Hardback, 216 pages, 90 illustrations, 78 in colour, ISBN 9781789142051: £16. Also available from other booksellers and online retailers.
The second is by Amberley Books and entitled Suburban Gardens. Most of us garden in suburbia: a private paradise encompassed by privet, the suburban garden contains the hopes and dreams of millions of gardeners past and present. From Victorian shrubberies to the 1980s ‘Good Life’, these small plots reveal the ever-changing aspirations and realities of the suburban dweller. Lauded by estate agents and satirised in literature, suburban plots are scattered with seating, sundials, goldfish ponds, and that most divisive of features: the overgrown hedge. With one foot in the country and one in the town, suburban garden style wavers from rural retreat to urban chic, decorative to productive, floral to formal. At its heart it is defined by its location and its size. Neglected by history, and sometimes in reality, this book celebrates the gardens that make up the green patchwork of suburbia.
Paperback, 64 pages, 80 illustrations, ISBN 9781445683263: £8.09 limited duration offer. Also available from other booksellers and online retailers.
Gin Warren writes: fun for gardeners and others who love nature and enjoy stitching!
Despite what their website may say, the National Trust Textile Conservators are back from furlough and are once again inviting needlepeople to contact them to take part in a project to celebrate 125 years of the NT – Quick, Quick, Slow: The Therapeutic Nature of Stitch.
They want to create a wallhanging which reflects people’s feelings, emotions and interests whether from nature, NT collections, or an individual’s personal experience of life. They say it will be a voyage of discovery for us all, and they hope we enjoy the slow, rhythmic and incremental nature of stitching which enhances wellbeing and will contribute to an amazing work of art.
People should write to The Textile Conservation Studio, QQS, Malthouse Barn, Oulton Street, Norfolk, NR11 6AF to say they want to stitch a square. They’ll receive an off-cut of the Studio’s tapestry support fabric to use for their work. Each person’s design should be 4” x 4” and will form part of a trellis design. They’ve chosen a mottled dark blue for the grid as this echoes the outer edge borders on many tapestries.
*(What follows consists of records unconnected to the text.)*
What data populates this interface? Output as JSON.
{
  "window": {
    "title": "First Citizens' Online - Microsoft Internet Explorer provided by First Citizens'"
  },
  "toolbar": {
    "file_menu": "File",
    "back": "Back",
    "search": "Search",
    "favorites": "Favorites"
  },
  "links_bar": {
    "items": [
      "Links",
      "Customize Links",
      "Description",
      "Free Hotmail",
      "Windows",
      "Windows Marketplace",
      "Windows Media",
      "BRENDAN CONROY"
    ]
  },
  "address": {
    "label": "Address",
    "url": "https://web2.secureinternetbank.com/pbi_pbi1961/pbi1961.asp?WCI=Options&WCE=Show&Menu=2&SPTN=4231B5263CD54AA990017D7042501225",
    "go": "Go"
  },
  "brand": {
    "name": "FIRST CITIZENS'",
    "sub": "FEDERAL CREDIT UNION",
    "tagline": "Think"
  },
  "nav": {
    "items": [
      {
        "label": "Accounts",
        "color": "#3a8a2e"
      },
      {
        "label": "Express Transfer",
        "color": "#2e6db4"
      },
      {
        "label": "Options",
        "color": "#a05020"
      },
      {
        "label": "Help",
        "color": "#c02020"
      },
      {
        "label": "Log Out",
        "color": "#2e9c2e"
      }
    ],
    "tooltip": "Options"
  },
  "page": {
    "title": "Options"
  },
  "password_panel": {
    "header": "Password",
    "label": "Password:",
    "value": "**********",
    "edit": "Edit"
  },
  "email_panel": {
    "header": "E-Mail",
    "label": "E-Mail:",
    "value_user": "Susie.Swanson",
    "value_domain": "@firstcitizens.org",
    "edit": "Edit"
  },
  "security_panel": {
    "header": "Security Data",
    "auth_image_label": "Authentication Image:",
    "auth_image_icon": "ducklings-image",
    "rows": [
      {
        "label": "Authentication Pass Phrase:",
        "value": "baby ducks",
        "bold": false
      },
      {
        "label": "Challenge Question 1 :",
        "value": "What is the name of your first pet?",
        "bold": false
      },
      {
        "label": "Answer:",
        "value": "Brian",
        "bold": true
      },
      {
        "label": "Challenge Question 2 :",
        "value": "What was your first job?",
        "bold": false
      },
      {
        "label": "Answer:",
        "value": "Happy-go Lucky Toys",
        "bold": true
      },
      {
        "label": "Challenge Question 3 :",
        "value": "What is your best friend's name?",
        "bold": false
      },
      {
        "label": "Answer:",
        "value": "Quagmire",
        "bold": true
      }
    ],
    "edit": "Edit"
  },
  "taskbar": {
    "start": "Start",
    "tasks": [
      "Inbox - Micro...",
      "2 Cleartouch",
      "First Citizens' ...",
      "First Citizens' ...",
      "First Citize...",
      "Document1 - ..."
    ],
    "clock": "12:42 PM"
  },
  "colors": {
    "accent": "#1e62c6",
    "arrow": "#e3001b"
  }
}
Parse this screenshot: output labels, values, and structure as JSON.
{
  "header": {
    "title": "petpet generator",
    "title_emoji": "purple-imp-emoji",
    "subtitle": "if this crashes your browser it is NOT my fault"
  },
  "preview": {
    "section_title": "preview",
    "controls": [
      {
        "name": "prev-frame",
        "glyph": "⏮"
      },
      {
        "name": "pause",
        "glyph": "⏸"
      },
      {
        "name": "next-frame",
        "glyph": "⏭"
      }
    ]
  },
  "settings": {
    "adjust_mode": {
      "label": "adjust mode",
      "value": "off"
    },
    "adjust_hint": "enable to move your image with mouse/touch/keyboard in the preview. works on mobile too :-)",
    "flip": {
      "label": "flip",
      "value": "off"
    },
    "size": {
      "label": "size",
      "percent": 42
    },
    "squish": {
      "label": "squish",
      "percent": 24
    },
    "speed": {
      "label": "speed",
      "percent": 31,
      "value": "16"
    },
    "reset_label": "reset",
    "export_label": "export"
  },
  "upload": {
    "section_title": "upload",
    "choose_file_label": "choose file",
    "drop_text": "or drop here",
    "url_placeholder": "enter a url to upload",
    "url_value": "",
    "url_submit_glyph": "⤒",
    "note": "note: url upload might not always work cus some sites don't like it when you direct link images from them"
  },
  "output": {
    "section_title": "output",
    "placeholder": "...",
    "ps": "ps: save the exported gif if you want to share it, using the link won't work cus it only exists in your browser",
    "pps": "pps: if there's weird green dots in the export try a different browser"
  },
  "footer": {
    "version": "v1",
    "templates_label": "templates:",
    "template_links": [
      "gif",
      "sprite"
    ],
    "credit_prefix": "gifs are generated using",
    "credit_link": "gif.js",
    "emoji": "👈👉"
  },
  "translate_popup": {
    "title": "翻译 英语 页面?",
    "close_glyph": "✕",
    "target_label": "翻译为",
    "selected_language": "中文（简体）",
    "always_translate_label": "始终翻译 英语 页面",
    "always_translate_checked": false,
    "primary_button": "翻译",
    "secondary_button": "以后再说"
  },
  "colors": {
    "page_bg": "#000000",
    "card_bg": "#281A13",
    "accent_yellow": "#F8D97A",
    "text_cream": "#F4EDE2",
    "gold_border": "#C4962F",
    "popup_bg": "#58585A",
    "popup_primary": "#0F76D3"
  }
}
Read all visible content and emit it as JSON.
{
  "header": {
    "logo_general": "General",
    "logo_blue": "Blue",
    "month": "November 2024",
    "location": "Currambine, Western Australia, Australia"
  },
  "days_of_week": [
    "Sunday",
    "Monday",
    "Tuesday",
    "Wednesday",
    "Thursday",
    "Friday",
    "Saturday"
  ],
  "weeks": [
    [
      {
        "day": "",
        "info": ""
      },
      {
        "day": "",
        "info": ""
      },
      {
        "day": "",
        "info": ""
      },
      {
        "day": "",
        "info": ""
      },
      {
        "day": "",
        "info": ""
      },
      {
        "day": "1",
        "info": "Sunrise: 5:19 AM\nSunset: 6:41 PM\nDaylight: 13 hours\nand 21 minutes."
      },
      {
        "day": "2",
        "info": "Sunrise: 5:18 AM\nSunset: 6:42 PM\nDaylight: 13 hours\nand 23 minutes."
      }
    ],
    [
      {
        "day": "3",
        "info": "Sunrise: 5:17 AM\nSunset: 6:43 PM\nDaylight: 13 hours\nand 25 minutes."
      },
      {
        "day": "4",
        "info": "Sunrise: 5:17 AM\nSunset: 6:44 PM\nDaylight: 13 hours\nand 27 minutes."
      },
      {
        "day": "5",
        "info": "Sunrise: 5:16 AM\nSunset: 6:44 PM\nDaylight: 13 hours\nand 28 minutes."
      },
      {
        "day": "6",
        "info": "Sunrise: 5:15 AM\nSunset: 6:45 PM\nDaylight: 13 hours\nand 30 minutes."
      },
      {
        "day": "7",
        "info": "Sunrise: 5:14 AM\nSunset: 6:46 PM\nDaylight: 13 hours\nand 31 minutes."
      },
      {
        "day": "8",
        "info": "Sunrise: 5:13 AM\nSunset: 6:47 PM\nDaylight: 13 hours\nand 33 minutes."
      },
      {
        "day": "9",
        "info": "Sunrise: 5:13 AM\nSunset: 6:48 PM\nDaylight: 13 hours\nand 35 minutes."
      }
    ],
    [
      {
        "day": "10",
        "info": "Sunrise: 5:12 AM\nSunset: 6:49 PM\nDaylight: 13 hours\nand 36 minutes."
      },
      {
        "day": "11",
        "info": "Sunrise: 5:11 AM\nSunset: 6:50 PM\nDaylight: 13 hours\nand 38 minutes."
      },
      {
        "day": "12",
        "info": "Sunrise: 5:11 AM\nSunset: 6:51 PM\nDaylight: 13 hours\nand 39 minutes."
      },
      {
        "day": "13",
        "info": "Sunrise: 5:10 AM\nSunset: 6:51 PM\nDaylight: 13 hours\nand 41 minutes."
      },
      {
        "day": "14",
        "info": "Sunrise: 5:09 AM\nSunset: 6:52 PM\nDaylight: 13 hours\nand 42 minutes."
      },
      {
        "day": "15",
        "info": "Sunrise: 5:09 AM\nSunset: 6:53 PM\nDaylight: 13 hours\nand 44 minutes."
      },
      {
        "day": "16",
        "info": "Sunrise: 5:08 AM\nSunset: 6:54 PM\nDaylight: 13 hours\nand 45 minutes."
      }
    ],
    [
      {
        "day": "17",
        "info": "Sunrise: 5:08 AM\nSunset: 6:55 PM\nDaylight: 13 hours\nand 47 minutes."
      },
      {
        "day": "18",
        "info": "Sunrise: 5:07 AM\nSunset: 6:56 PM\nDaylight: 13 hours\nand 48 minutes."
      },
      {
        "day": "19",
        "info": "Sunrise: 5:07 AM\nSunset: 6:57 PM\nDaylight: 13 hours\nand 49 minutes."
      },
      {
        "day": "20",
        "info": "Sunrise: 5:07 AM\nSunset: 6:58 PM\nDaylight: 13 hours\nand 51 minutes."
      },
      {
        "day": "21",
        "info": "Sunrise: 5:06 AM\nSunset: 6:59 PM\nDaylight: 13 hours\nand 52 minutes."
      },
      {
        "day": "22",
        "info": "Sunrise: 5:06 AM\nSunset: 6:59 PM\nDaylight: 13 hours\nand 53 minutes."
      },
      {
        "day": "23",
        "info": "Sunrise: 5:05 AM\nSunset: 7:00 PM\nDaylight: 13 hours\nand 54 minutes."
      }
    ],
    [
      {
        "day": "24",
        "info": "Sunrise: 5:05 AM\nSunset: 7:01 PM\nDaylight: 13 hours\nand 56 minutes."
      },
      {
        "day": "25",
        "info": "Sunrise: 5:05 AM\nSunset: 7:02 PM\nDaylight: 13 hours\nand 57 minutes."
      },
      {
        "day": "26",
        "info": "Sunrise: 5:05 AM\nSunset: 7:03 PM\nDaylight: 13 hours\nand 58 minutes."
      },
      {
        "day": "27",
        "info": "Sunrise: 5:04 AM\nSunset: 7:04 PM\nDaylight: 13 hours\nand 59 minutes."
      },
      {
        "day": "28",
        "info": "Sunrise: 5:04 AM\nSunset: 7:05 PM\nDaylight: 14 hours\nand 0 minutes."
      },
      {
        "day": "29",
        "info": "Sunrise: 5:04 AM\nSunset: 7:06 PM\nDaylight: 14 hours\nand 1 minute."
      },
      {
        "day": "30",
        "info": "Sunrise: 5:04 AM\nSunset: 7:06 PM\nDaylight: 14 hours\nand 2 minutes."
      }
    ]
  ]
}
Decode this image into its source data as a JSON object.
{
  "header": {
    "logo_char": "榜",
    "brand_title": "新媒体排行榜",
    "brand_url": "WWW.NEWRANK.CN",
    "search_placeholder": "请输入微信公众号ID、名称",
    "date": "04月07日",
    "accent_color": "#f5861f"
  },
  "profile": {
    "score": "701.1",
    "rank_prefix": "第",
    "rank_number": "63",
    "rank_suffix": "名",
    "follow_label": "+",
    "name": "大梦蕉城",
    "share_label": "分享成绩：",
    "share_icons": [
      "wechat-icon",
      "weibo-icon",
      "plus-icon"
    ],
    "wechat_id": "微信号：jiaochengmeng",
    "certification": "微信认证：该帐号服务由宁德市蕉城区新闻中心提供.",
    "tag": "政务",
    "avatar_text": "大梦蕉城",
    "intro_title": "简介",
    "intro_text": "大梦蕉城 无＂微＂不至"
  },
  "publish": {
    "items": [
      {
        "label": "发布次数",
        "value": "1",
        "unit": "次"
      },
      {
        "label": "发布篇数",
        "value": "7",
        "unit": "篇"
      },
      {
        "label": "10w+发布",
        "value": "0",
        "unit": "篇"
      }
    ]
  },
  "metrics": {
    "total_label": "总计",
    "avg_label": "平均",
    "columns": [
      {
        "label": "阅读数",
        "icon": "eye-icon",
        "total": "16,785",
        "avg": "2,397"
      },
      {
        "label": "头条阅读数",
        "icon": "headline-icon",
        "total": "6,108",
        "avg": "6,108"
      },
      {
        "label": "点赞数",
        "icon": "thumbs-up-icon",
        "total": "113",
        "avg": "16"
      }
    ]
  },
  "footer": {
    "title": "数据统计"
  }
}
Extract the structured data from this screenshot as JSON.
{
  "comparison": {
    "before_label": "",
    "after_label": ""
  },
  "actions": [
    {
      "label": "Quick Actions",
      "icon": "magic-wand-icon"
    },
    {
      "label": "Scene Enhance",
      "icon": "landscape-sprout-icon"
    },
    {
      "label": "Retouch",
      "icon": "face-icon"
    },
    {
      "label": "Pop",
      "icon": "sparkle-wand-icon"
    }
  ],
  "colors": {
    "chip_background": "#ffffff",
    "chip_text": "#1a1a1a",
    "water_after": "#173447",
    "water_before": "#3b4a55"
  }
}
I got my square just before lockdown. I was inspired by the crewel wool embroideries done jointly by Bess of Hardwick and Mary, Queen of Scots (who, admittedly would almost certainly rather have been somewhere else, doing something else!) at Hardwick Hall. They are now on one of the beds at Oxburgh Hall. My crewel design is very much of 2020, however, and deliberately ambiguous. It might be a bulbil head on one of the Babington Leeks (Allium ampeloprasum var. babingtonii) in my perennial vegetable beds, and the colouring supports this. Or, there again, it might be the virus which causes Covid-19: the French knots suggest the proteins on the viral surface. In the spirit of Hardwick and Oxburgh, I worked it at The Ancient House in Clare and Freston Tower, both in Suffolk, on the two short breaks which have been our holiday this year. Yes! that is the Orwell Bridge you can see in the background. Sitting on the leads, stitching was unforgettable.